* Action item *
Report how many lines in the entries below hold the word "Meshes". Your answer is that number alone.

* Given records *

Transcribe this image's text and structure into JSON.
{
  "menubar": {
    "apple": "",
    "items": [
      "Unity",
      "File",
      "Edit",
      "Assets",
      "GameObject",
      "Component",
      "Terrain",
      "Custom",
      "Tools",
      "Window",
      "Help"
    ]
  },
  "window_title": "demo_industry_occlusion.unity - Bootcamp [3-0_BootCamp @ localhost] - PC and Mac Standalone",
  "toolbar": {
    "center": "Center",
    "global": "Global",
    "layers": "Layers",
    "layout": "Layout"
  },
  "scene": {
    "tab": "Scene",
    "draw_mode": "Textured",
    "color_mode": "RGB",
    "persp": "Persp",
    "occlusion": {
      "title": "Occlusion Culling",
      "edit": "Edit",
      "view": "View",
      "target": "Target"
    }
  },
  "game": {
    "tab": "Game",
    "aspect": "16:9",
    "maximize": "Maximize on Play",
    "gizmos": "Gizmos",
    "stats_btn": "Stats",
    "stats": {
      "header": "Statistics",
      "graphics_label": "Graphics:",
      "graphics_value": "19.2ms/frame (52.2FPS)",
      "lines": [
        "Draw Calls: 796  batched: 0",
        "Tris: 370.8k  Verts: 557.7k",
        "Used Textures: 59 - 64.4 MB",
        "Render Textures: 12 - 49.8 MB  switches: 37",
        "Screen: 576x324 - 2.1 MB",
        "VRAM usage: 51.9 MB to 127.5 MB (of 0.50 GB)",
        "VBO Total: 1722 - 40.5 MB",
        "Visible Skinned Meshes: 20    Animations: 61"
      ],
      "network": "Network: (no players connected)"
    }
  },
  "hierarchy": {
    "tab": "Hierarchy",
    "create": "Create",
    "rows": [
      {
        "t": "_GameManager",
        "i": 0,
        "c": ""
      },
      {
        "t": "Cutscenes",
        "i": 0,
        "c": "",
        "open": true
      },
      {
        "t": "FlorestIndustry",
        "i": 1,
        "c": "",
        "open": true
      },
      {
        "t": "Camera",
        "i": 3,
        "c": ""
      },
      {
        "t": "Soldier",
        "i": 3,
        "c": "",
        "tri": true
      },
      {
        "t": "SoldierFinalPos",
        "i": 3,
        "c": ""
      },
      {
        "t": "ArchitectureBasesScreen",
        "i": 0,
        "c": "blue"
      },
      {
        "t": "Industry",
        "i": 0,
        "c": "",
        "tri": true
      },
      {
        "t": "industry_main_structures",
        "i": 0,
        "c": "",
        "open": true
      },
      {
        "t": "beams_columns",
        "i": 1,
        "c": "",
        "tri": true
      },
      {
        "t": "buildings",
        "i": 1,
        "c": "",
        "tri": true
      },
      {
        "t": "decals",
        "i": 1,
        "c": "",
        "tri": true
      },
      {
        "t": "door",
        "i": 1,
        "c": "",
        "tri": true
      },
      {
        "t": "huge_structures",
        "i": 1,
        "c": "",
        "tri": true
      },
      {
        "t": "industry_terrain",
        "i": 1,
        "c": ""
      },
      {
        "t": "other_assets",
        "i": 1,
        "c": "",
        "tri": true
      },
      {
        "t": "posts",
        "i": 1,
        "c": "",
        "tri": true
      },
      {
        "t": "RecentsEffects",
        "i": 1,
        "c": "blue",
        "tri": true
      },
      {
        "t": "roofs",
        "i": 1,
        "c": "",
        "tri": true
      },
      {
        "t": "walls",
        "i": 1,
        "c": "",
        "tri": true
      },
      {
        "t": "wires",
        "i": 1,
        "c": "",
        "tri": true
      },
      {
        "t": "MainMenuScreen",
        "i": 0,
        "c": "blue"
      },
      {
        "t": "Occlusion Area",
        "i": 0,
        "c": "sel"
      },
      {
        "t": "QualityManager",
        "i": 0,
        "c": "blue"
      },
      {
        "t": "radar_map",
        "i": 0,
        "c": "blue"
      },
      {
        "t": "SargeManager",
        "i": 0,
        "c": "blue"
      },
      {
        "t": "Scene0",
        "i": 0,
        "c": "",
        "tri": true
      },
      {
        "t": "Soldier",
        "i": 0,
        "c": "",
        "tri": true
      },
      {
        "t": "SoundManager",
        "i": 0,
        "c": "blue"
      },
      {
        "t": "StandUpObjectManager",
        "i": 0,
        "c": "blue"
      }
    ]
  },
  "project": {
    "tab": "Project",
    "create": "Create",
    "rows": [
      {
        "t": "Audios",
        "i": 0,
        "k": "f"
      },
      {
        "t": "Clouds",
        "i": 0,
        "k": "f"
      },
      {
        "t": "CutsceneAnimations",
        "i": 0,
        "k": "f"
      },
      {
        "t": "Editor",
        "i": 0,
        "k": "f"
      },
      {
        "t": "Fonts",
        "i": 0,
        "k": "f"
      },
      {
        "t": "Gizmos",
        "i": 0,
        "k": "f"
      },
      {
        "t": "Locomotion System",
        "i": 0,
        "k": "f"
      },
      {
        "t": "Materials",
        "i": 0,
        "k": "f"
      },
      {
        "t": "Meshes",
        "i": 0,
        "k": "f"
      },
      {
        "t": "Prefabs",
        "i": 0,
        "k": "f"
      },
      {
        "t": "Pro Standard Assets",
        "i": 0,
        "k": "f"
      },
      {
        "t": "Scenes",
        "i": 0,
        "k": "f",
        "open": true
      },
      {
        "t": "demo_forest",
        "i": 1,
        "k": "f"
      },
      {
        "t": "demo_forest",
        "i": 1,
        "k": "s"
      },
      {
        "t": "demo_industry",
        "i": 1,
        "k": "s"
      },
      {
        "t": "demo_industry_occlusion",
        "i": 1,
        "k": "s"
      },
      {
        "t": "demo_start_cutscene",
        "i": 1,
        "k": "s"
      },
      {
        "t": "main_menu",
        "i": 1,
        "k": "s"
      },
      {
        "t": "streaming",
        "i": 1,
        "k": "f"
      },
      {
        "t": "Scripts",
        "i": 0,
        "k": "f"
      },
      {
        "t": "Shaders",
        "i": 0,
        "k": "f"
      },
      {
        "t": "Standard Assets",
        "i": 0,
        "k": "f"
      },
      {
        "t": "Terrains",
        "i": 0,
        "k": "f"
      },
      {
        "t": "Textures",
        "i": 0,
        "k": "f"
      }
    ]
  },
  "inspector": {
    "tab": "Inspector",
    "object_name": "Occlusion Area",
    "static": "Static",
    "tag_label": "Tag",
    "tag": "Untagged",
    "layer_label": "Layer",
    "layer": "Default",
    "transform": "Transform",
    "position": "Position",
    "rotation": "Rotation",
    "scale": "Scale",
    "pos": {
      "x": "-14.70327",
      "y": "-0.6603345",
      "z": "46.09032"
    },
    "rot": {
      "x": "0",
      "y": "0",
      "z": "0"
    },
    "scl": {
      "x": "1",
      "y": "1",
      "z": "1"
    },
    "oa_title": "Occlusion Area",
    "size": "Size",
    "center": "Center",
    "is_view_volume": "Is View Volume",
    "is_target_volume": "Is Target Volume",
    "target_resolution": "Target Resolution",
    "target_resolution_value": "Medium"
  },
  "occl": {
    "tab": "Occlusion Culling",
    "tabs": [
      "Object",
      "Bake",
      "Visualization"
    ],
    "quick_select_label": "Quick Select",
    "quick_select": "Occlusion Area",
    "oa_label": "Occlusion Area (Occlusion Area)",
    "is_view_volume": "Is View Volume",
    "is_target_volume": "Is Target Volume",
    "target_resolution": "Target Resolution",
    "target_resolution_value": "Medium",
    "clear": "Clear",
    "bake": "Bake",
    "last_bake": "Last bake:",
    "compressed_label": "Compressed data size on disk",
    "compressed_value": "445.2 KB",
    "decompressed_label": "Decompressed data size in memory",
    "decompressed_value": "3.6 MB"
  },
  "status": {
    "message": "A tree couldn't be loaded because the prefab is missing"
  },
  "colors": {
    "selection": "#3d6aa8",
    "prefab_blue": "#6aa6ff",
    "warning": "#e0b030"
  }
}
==
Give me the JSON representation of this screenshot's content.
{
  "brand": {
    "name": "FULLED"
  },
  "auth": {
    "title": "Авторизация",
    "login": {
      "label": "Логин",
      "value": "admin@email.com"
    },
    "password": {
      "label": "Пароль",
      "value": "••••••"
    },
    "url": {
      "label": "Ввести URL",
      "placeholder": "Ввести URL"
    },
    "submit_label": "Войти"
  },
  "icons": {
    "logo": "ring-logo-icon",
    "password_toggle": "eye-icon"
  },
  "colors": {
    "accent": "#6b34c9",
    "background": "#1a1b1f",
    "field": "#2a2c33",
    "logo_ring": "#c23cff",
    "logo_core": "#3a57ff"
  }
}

* Response to the exercise *
2